FOWLER: For much of Alabama's history, Black people like Dowdy and Stallworth in places like Mobile had their voices silenced by racist voting laws and discriminatory practices that barred them from voting or diluted their power when they could vote. But getting better representation is more than just voting for someone who looks like you, Dowdy says.

DOWDY: I am a resident of Alabama and I'm not familiar with Huntsville. I don't know the ins and outs of Birmingham. And so when you are of that community and you have those connections, you're able to better serve those people.

FOWLER: One of the two Democrats in the runoff lives in a completely different part of the state than the new 2nd District that sprawls across south Alabama from Mobile to Montgomery, with the Black Belt in between.

JOSEPH BAGLEY: When you look at the Black Belt and cities like Montgomery and Mobile, what we see is deep-rooted historical connections of migration, of experiencing the fight for voting rights and for school desegregation.

FOWLER: That's Joseph Bagley, a professor at Georgia State University Perimeter College and author of a book on the history of school desegregation in Alabama. The precedent set in the Alabama case has influenced representation for Black voters in other states, Bagley says.

BAGLEY: What we're going to see moving forward is continuing attempts by Black plaintiffs and brown plaintiffs to, you know, remedy what they see as a violation of their ability to elect the candidates that they want.

FOWLER: But since the Supreme Court decision, there have been mixed results. In Louisiana, lawmakers have created an additional opportunity for Black voters to gain representation in the U.S. House and, in turn, likely elect a Democrat. But in Georgia, Republicans were able to drastically increase the number of Black districts on paper but keep the partisan makeup the same. And even in Alabama, the years-long fight for representation isn't over and isn't guaranteed to last, Dowdy says.

DOWDY: What people need to realize is that, you know, what you see as a win could be a win on surface level, and that there are still people doing the work behind the scenes.

FOWLER: That includes preparing for another trial over the boundary lines next February, but first, it's getting voters to the polls for the new district's primary runoffs on Tuesday.

Stephen Fowler, NPR News, Mobile, Ala.

(SOUNDBITE OF KAKI KING'S "BOWEN ISLAND") Transcript provided by NPR, Copyright NPR.

NPR transcripts are created on a rush deadline by an NPR contractor.
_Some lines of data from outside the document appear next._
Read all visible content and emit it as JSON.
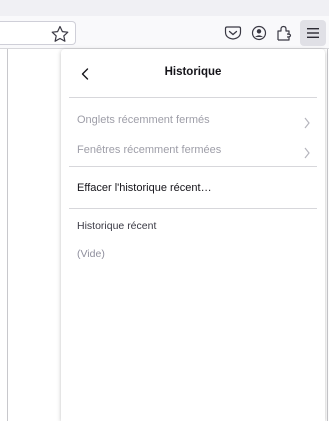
{
  "toolbar": {
    "icons": [
      "star-bookmark-icon",
      "pocket-icon",
      "account-icon",
      "extensions-icon",
      "hamburger-menu-icon"
    ]
  },
  "panel": {
    "title": "Historique",
    "back_icon": "chevron-left-icon",
    "items": [
      {
        "label": "Onglets récemment fermés",
        "enabled": false,
        "icon": "chevron-right-icon"
      },
      {
        "label": "Fenêtres récemment fermées",
        "enabled": false,
        "icon": "chevron-right-icon"
      },
      {
        "label": "Effacer l'historique récent…",
        "enabled": true
      }
    ],
    "recent_heading": "Historique récent",
    "empty_label": "(Vide)"
  },
  "colors": {
    "toolbar_bg": "#f9f9fb",
    "panel_bg": "#ffffff",
    "text_primary": "#15141a",
    "text_disabled": "#9e9ea8",
    "menu_button_active": "#e0e0e6"
  }
}
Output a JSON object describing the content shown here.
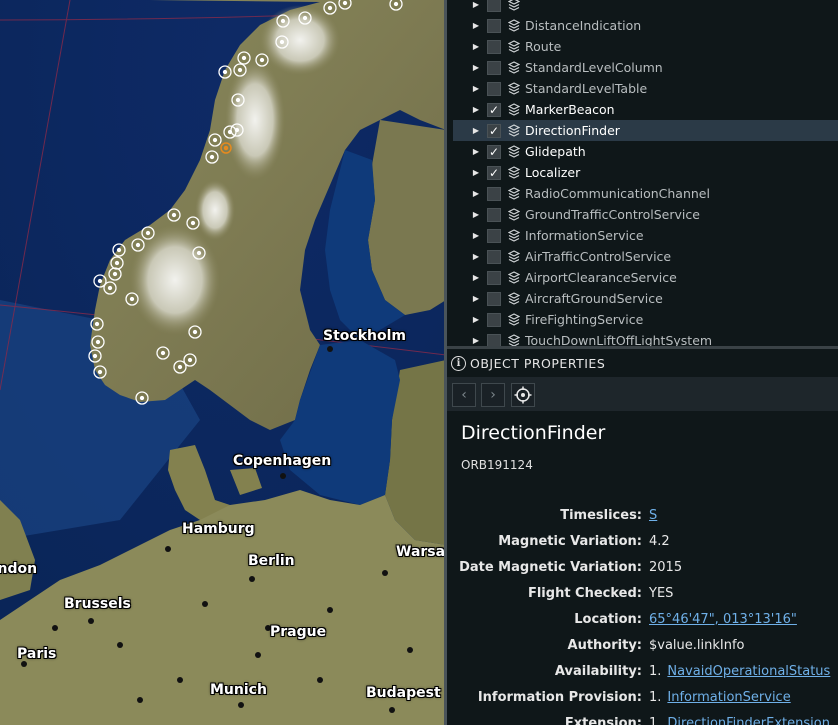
{
  "map": {
    "cities": [
      "Stockholm",
      "Copenhagen",
      "Hamburg",
      "Berlin",
      "Warsaw",
      "London",
      "Brussels",
      "Prague",
      "Paris",
      "Munich",
      "Budapest"
    ]
  },
  "layer_tree": {
    "items": [
      {
        "label": "",
        "checked": false
      },
      {
        "label": "DistanceIndication",
        "checked": false
      },
      {
        "label": "Route",
        "checked": false
      },
      {
        "label": "StandardLevelColumn",
        "checked": false
      },
      {
        "label": "StandardLevelTable",
        "checked": false
      },
      {
        "label": "MarkerBeacon",
        "checked": true
      },
      {
        "label": "DirectionFinder",
        "checked": true,
        "selected": true
      },
      {
        "label": "Glidepath",
        "checked": true
      },
      {
        "label": "Localizer",
        "checked": true
      },
      {
        "label": "RadioCommunicationChannel",
        "checked": false
      },
      {
        "label": "GroundTrafficControlService",
        "checked": false
      },
      {
        "label": "InformationService",
        "checked": false
      },
      {
        "label": "AirTrafficControlService",
        "checked": false
      },
      {
        "label": "AirportClearanceService",
        "checked": false
      },
      {
        "label": "AircraftGroundService",
        "checked": false
      },
      {
        "label": "FireFightingService",
        "checked": false
      },
      {
        "label": "TouchDownLiftOffLightSystem",
        "checked": false
      }
    ],
    "check_glyph": "✓"
  },
  "properties": {
    "header": "OBJECT PROPERTIES",
    "info_glyph": "i",
    "prev_glyph": "‹",
    "next_glyph": "›",
    "object_title": "DirectionFinder",
    "object_id": "ORB191124",
    "rows": [
      {
        "key": "Timeslices:",
        "value": "S",
        "link": true
      },
      {
        "key": "Magnetic Variation:",
        "value": "4.2",
        "link": false
      },
      {
        "key": "Date Magnetic Variation:",
        "value": "2015",
        "link": false
      },
      {
        "key": "Flight Checked:",
        "value": "YES",
        "link": false
      },
      {
        "key": "Location:",
        "value": "65°46'47\", 013°13'16\"",
        "link": true
      },
      {
        "key": "Authority:",
        "value": "$value.linkInfo",
        "link": false
      },
      {
        "key": "Availability:",
        "num": "1.",
        "value": "NavaidOperationalStatus",
        "link": true
      },
      {
        "key": "Information Provision:",
        "num": "1.",
        "value": "InformationService",
        "link": true
      },
      {
        "key": "Extension:",
        "num": "1.",
        "value": "DirectionFinderExtension",
        "link": true
      }
    ]
  }
}
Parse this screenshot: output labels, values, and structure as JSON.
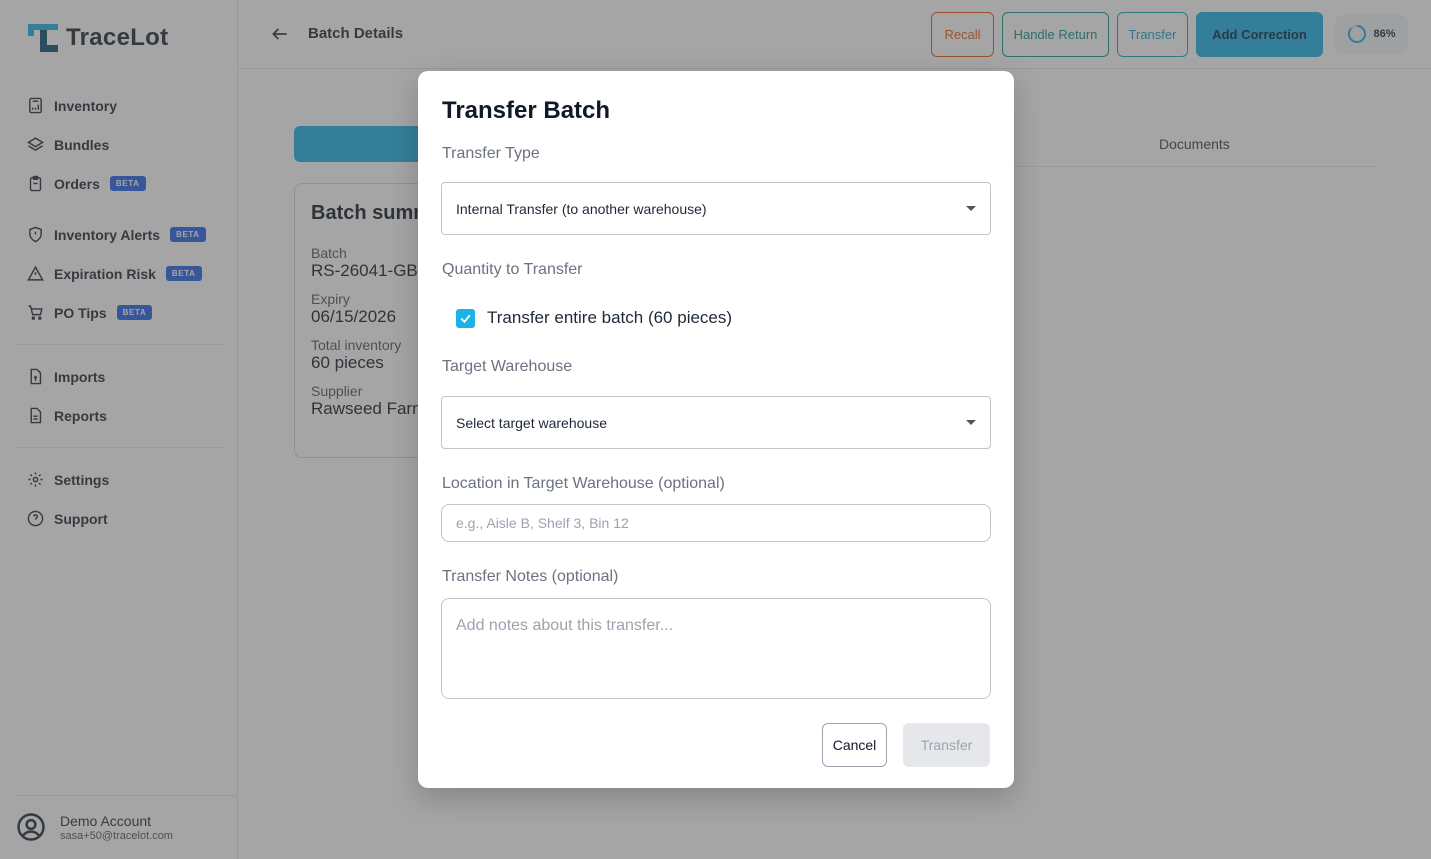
{
  "app": {
    "name": "TraceLot",
    "brand_color": "#1ab3e6"
  },
  "sidebar": {
    "groups": [
      [
        {
          "label": "Inventory",
          "icon": "calculator-icon",
          "beta": ""
        },
        {
          "label": "Bundles",
          "icon": "layers-icon",
          "beta": ""
        },
        {
          "label": "Orders",
          "icon": "clipboard-icon",
          "beta": "BETA"
        }
      ],
      [
        {
          "label": "Inventory Alerts",
          "icon": "shield-alert-icon",
          "beta": "BETA"
        },
        {
          "label": "Expiration Risk",
          "icon": "warning-triangle-icon",
          "beta": "BETA"
        },
        {
          "label": "PO Tips",
          "icon": "cart-icon",
          "beta": "BETA"
        }
      ],
      [
        {
          "label": "Imports",
          "icon": "file-import-icon",
          "beta": ""
        },
        {
          "label": "Reports",
          "icon": "file-report-icon",
          "beta": ""
        }
      ],
      [
        {
          "label": "Settings",
          "icon": "gear-icon",
          "beta": ""
        },
        {
          "label": "Support",
          "icon": "help-circle-icon",
          "beta": ""
        }
      ]
    ],
    "account": {
      "name": "Demo Account",
      "email": "sasa+50@tracelot.com"
    }
  },
  "header": {
    "title": "Batch Details",
    "buttons": {
      "recall": "Recall",
      "handle_return": "Handle Return",
      "transfer": "Transfer",
      "add_correction": "Add Correction"
    },
    "progress": {
      "label": "86%",
      "value": 0.86
    }
  },
  "background": {
    "tabs": {
      "documents": "Documents"
    },
    "summary": {
      "title": "Batch summary",
      "fields": [
        {
          "label": "Batch",
          "value": "RS-26041-GB"
        },
        {
          "label": "Expiry",
          "value": "06/15/2026"
        },
        {
          "label": "Total inventory",
          "value": "60 pieces"
        },
        {
          "label": "Supplier",
          "value": "Rawseed Farms"
        }
      ]
    }
  },
  "modal": {
    "title": "Transfer Batch",
    "transfer_type": {
      "label": "Transfer Type",
      "value": "Internal Transfer (to another warehouse)"
    },
    "quantity": {
      "label": "Quantity to Transfer",
      "checkbox_label": "Transfer entire batch (60 pieces)",
      "checked": true
    },
    "target_warehouse": {
      "label": "Target Warehouse",
      "value": "Select target warehouse"
    },
    "location": {
      "label": "Location in Target Warehouse (optional)",
      "placeholder": "e.g., Aisle B, Shelf 3, Bin 12"
    },
    "notes": {
      "label": "Transfer Notes (optional)",
      "placeholder": "Add notes about this transfer..."
    },
    "cancel_label": "Cancel",
    "submit_label": "Transfer"
  }
}
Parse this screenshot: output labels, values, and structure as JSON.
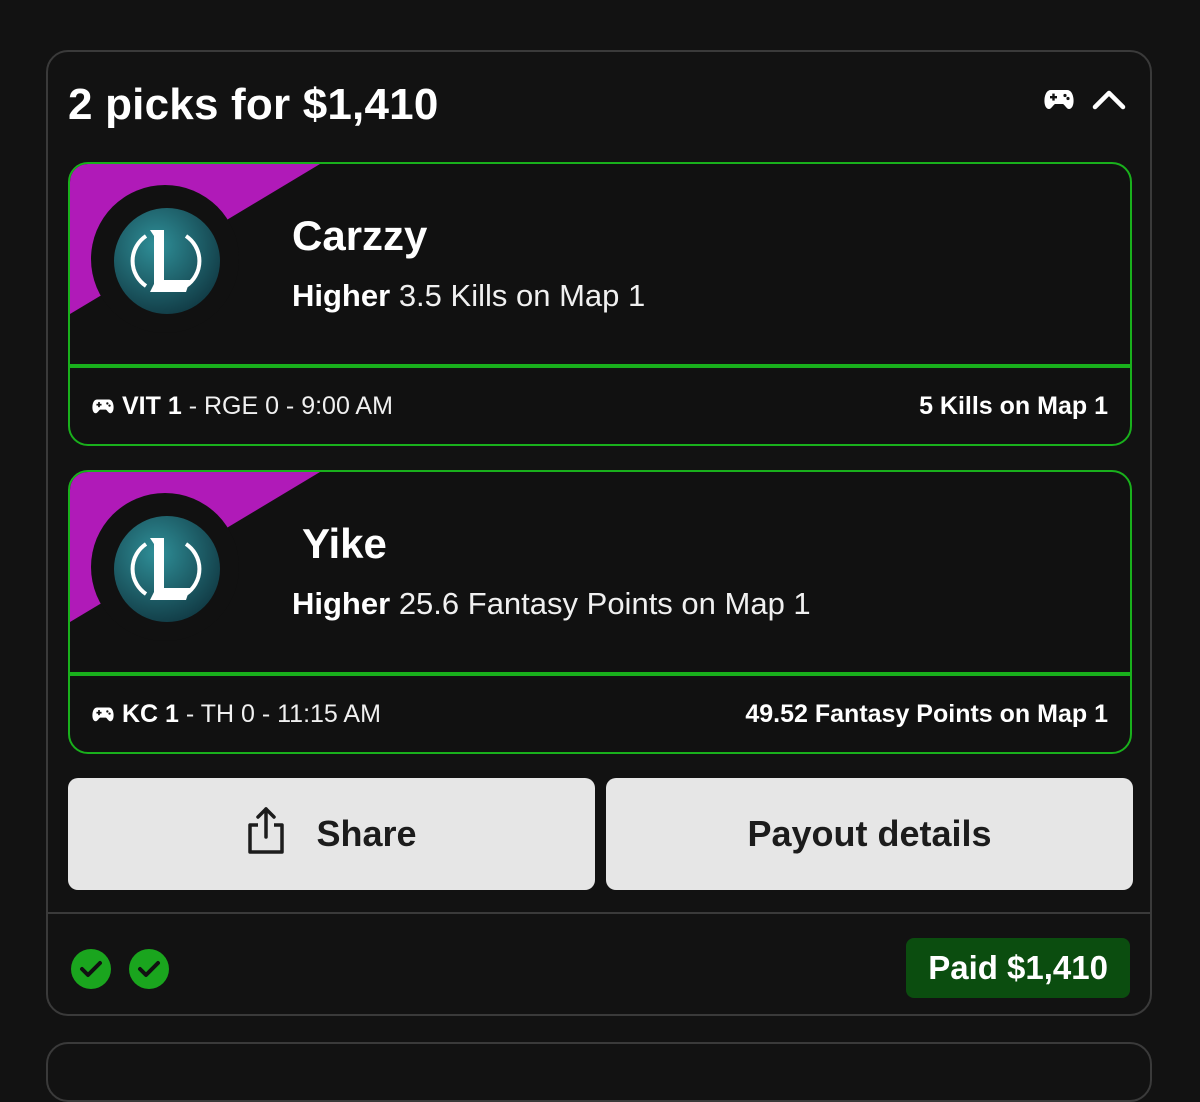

This text may not be in its final form and may be updated or revised in the future. Accuracy and availability may vary. The authoritative record of NPR’s programming is the audio record.

Stephen Fowler
Stephen Fowler is a political reporter with NPR's Washington Desk and will be covering the 2024 election based in the South. Before joining NPR, he spent more than seven years at Georgia Public Broadcasting as its political reporter and host of the Battleground: Ballot Box podcast, which covered voting rights and legal fallout from the 2020 presidential election, the evolution of the Republican Party and other changes driving Georgia's growing prominence in American politics. His reporting has appeared everywhere from the Center for Public Integrity and the Columbia Journalism Review to the PBS NewsHour and ProPublica.